Provided data Block Start

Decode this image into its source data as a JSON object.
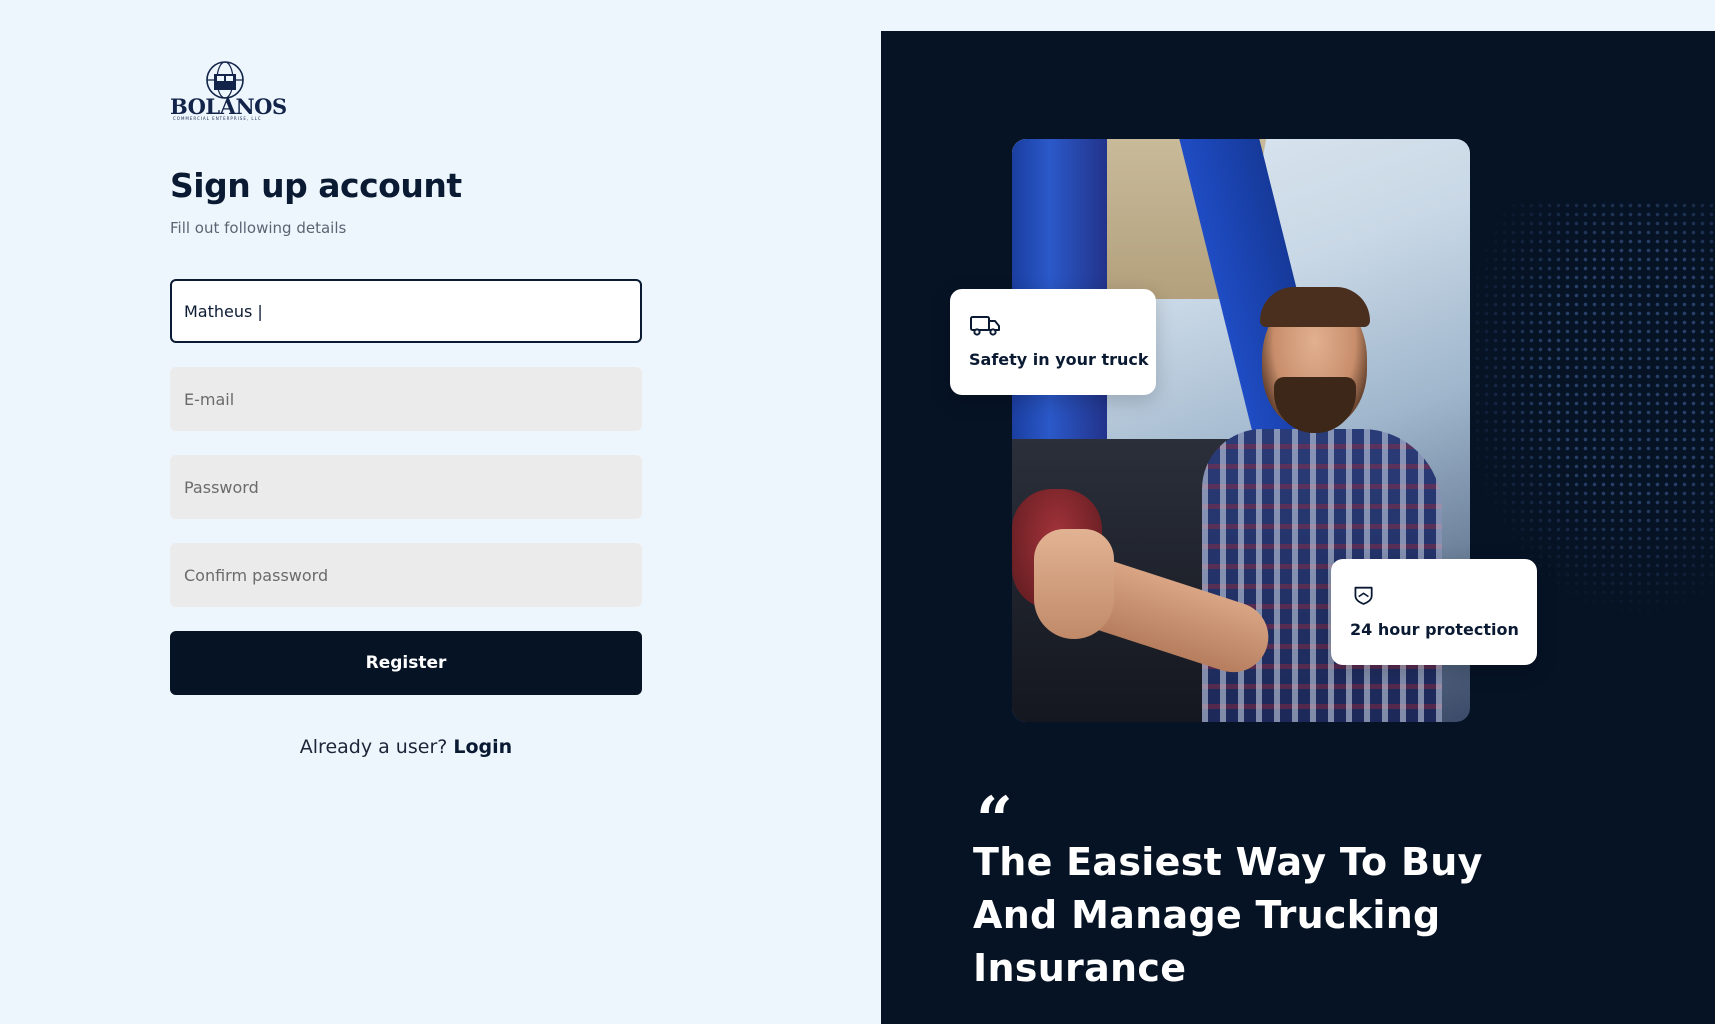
{
  "brand": {
    "name": "BOLANOS",
    "tagline": "COMMERCIAL ENTERPRISE, LLC"
  },
  "form": {
    "title": "Sign up account",
    "subtitle": "Fill out following details",
    "name_value": "Matheus |",
    "email_placeholder": "E-mail",
    "password_placeholder": "Password",
    "confirm_placeholder": "Confirm password",
    "register_label": "Register",
    "login_prompt": "Already a user?",
    "login_link": "Login"
  },
  "hero": {
    "badge_truck": "Safety in your truck",
    "badge_shield": "24 hour protection",
    "quote_mark": "“",
    "headline": "The Easiest Way To Buy And Manage Trucking Insurance"
  },
  "colors": {
    "page_bg": "#eef6fd",
    "panel_bg": "#061325",
    "primary": "#061325",
    "input_bg": "#ebebeb"
  }
}
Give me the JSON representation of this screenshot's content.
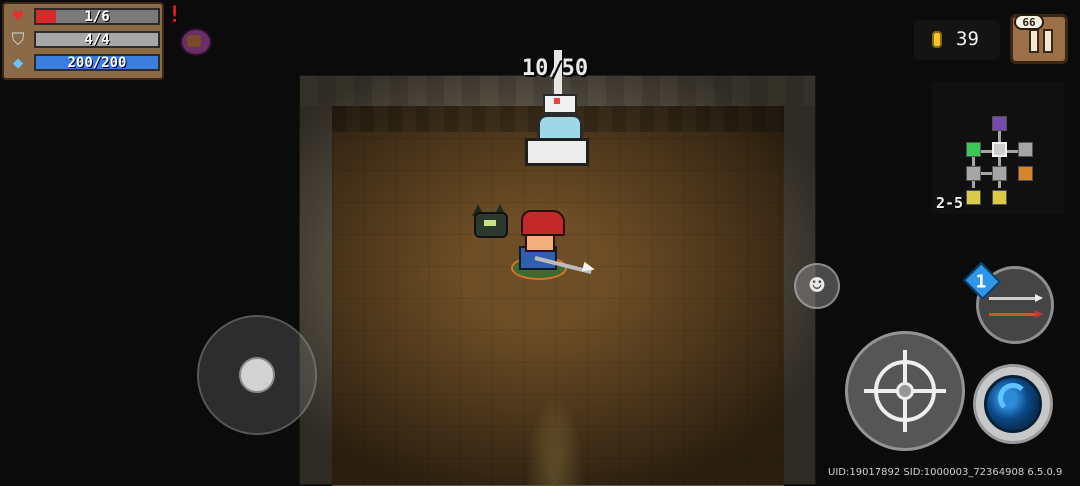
{
  "hud": {
    "health": {
      "icon": "heart-icon",
      "text": "1/6",
      "current": 1,
      "max": 6,
      "color": "#d62a2a"
    },
    "armor": {
      "icon": "shield-icon",
      "text": "4/4",
      "current": 4,
      "max": 4,
      "color": "#a7a7a7"
    },
    "energy": {
      "icon": "diamond-icon",
      "text": "200/200",
      "current": 200,
      "max": 200,
      "color": "#3a7ee0"
    },
    "alert": "!",
    "buff_icon": "purple-pouch-icon"
  },
  "gold": {
    "icon": "coin-icon",
    "value": "39"
  },
  "pause": {
    "badge": "66",
    "icon": "pause-icon"
  },
  "minimap": {
    "level": "2-5"
  },
  "machine": {
    "counter": "10/50"
  },
  "controls": {
    "joystick": "virtual-joystick",
    "emote_icon": "☻",
    "attack_icon": "crosshair-icon",
    "skill_icon": "water-swirl-icon",
    "weapon_count": "1"
  },
  "build_info": "UID:19017892 SID:1000003_72364908 6.5.0.9"
}
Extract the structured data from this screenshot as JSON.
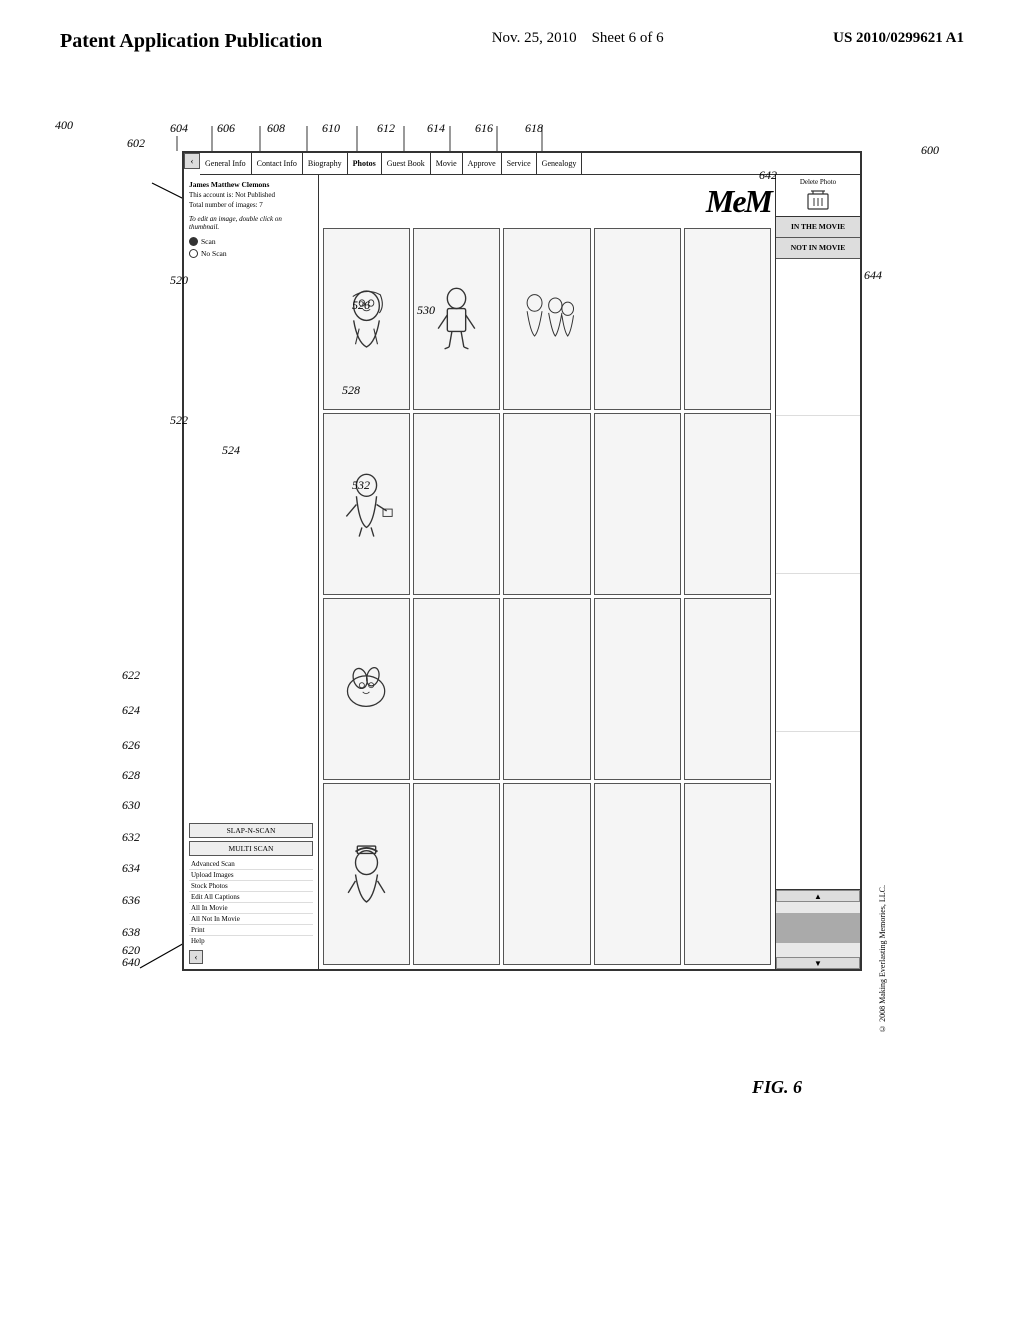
{
  "header": {
    "title": "Patent Application Publication",
    "date": "Nov. 25, 2010",
    "sheet": "Sheet 6 of 6",
    "patent_num": "US 2010/0299621 A1"
  },
  "figure": {
    "label": "FIG. 6",
    "number": "600",
    "copyright": "© 2008 Making Everlasting Memories, LLC."
  },
  "ui": {
    "mem_logo": "MeM",
    "tabs": [
      {
        "label": "General Info",
        "id": "602"
      },
      {
        "label": "Contact Info",
        "id": "604"
      },
      {
        "label": "Biography",
        "id": "606"
      },
      {
        "label": "Photos",
        "id": "608"
      },
      {
        "label": "Guest Book",
        "id": "610"
      },
      {
        "label": "Movie",
        "id": "612"
      },
      {
        "label": "Approve",
        "id": "614"
      },
      {
        "label": "Service",
        "id": "616"
      },
      {
        "label": "Genealogy",
        "id": "618"
      }
    ],
    "left_panel": {
      "account_name": "James Matthew Clemons",
      "account_status": "This account is: Not Published",
      "image_count": "Total number of images: 7",
      "scan_label": "Scan",
      "no_scan_label": "No Scan",
      "scan_id": "522",
      "no_scan_id": "524",
      "edit_hint": "To edit an image, double click on thumbnail."
    },
    "thumbnails_ref": "520",
    "bottom_buttons": [
      {
        "label": "SLAP-N-SCAN",
        "id": "622"
      },
      {
        "label": "MULTI SCAN",
        "id": "624"
      },
      {
        "label": "Advanced Scan",
        "id": "626"
      },
      {
        "label": "Upload Images",
        "id": "628"
      },
      {
        "label": "Stock Photos",
        "id": "630"
      },
      {
        "label": "Edit All Captions",
        "id": "632"
      },
      {
        "label": "All In Movie",
        "id": "634"
      },
      {
        "label": "All Not In Movie",
        "id": "636"
      },
      {
        "label": "Print",
        "id": "638"
      },
      {
        "label": "Help",
        "id": "640"
      }
    ],
    "right_panel": {
      "delete_photo": "Delete Photo",
      "ref_644": "644",
      "in_movie": "IN THE MOVIE",
      "not_in_movie": "NOT IN MOVIE"
    },
    "thumb_530_id": "530",
    "thumb_532_id": "532",
    "thumb_526_id": "526",
    "thumb_528_id": "528"
  },
  "ref_numbers": {
    "r400": "400",
    "r600": "600",
    "r602": "602",
    "r604": "604",
    "r606": "606",
    "r608": "608",
    "r610": "610",
    "r612": "612",
    "r614": "614",
    "r616": "616",
    "r618": "618",
    "r620": "620",
    "r622": "622",
    "r624": "624",
    "r626": "626",
    "r628": "628",
    "r630": "630",
    "r632": "632",
    "r634": "634",
    "r636": "636",
    "r638": "638",
    "r640": "640",
    "r642": "642",
    "r644": "644",
    "r520": "520",
    "r522": "522",
    "r524": "524",
    "r526": "526",
    "r528": "528",
    "r530": "530",
    "r532": "532"
  }
}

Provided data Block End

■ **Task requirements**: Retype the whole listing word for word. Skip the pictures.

■ **Exercise output**:
Decode this image into its source data as a JSON object.
{
  "brand": {
    "name": "BOLANOS",
    "tagline": "COMMERCIAL ENTERPRISE, LLC"
  },
  "form": {
    "title": "Sign up account",
    "subtitle": "Fill out following details",
    "name_value": "Matheus |",
    "email_placeholder": "E-mail",
    "password_placeholder": "Password",
    "confirm_placeholder": "Confirm password",
    "register_label": "Register",
    "login_prompt": "Already a user?",
    "login_link": "Login"
  },
  "hero": {
    "badge_truck": "Safety in your truck",
    "badge_shield": "24 hour protection",
    "quote_mark": "“",
    "headline": "The Easiest Way To Buy And Manage Trucking Insurance"
  },
  "colors": {
    "page_bg": "#eef6fd",
    "panel_bg": "#061325",
    "primary": "#061325",
    "input_bg": "#ebebeb"
  }
}
Give me the JSON representation of this screenshot's content.
{
  "hud": {
    "health": {
      "icon": "heart-icon",
      "text": "1/6",
      "current": 1,
      "max": 6,
      "color": "#d62a2a"
    },
    "armor": {
      "icon": "shield-icon",
      "text": "4/4",
      "current": 4,
      "max": 4,
      "color": "#a7a7a7"
    },
    "energy": {
      "icon": "diamond-icon",
      "text": "200/200",
      "current": 200,
      "max": 200,
      "color": "#3a7ee0"
    },
    "alert": "!",
    "buff_icon": "purple-pouch-icon"
  },
  "gold": {
    "icon": "coin-icon",
    "value": "39"
  },
  "pause": {
    "badge": "66",
    "icon": "pause-icon"
  },
  "minimap": {
    "level": "2-5"
  },
  "machine": {
    "counter": "10/50"
  },
  "controls": {
    "joystick": "virtual-joystick",
    "emote_icon": "☻",
    "attack_icon": "crosshair-icon",
    "skill_icon": "water-swirl-icon",
    "weapon_count": "1"
  },
  "build_info": "UID:19017892 SID:1000003_72364908 6.5.0.9"
}
Extract the structured data from this screenshot as JSON.
{
  "header": {
    "title": "Patent Application Publication",
    "date": "Nov. 25, 2010",
    "sheet": "Sheet 6 of 6",
    "patent_num": "US 2010/0299621 A1"
  },
  "figure": {
    "label": "FIG. 6",
    "number": "600",
    "copyright": "© 2008 Making Everlasting Memories, LLC."
  },
  "ui": {
    "mem_logo": "MeM",
    "tabs": [
      {
        "label": "General Info",
        "id": "602"
      },
      {
        "label": "Contact Info",
        "id": "604"
      },
      {
        "label": "Biography",
        "id": "606"
      },
      {
        "label": "Photos",
        "id": "608"
      },
      {
        "label": "Guest Book",
        "id": "610"
      },
      {
        "label": "Movie",
        "id": "612"
      },
      {
        "label": "Approve",
        "id": "614"
      },
      {
        "label": "Service",
        "id": "616"
      },
      {
        "label": "Genealogy",
        "id": "618"
      }
    ],
    "left_panel": {
      "account_name": "James Matthew Clemons",
      "account_status": "This account is: Not Published",
      "image_count": "Total number of images: 7",
      "scan_label": "Scan",
      "no_scan_label": "No Scan",
      "scan_id": "522",
      "no_scan_id": "524",
      "edit_hint": "To edit an image, double click on thumbnail."
    },
    "thumbnails_ref": "520",
    "bottom_buttons": [
      {
        "label": "SLAP-N-SCAN",
        "id": "622"
      },
      {
        "label": "MULTI SCAN",
        "id": "624"
      },
      {
        "label": "Advanced Scan",
        "id": "626"
      },
      {
        "label": "Upload Images",
        "id": "628"
      },
      {
        "label": "Stock Photos",
        "id": "630"
      },
      {
        "label": "Edit All Captions",
        "id": "632"
      },
      {
        "label": "All In Movie",
        "id": "634"
      },
      {
        "label": "All Not In Movie",
        "id": "636"
      },
      {
        "label": "Print",
        "id": "638"
      },
      {
        "label": "Help",
        "id": "640"
      }
    ],
    "right_panel": {
      "delete_photo": "Delete Photo",
      "ref_644": "644",
      "in_movie": "IN THE MOVIE",
      "not_in_movie": "NOT IN MOVIE"
    },
    "thumb_530_id": "530",
    "thumb_532_id": "532",
    "thumb_526_id": "526",
    "thumb_528_id": "528"
  },
  "ref_numbers": {
    "r400": "400",
    "r600": "600",
    "r602": "602",
    "r604": "604",
    "r606": "606",
    "r608": "608",
    "r610": "610",
    "r612": "612",
    "r614": "614",
    "r616": "616",
    "r618": "618",
    "r620": "620",
    "r622": "622",
    "r624": "624",
    "r626": "626",
    "r628": "628",
    "r630": "630",
    "r632": "632",
    "r634": "634",
    "r636": "636",
    "r638": "638",
    "r640": "640",
    "r642": "642",
    "r644": "644",
    "r520": "520",
    "r522": "522",
    "r524": "524",
    "r526": "526",
    "r528": "528",
    "r530": "530",
    "r532": "532"
  }
}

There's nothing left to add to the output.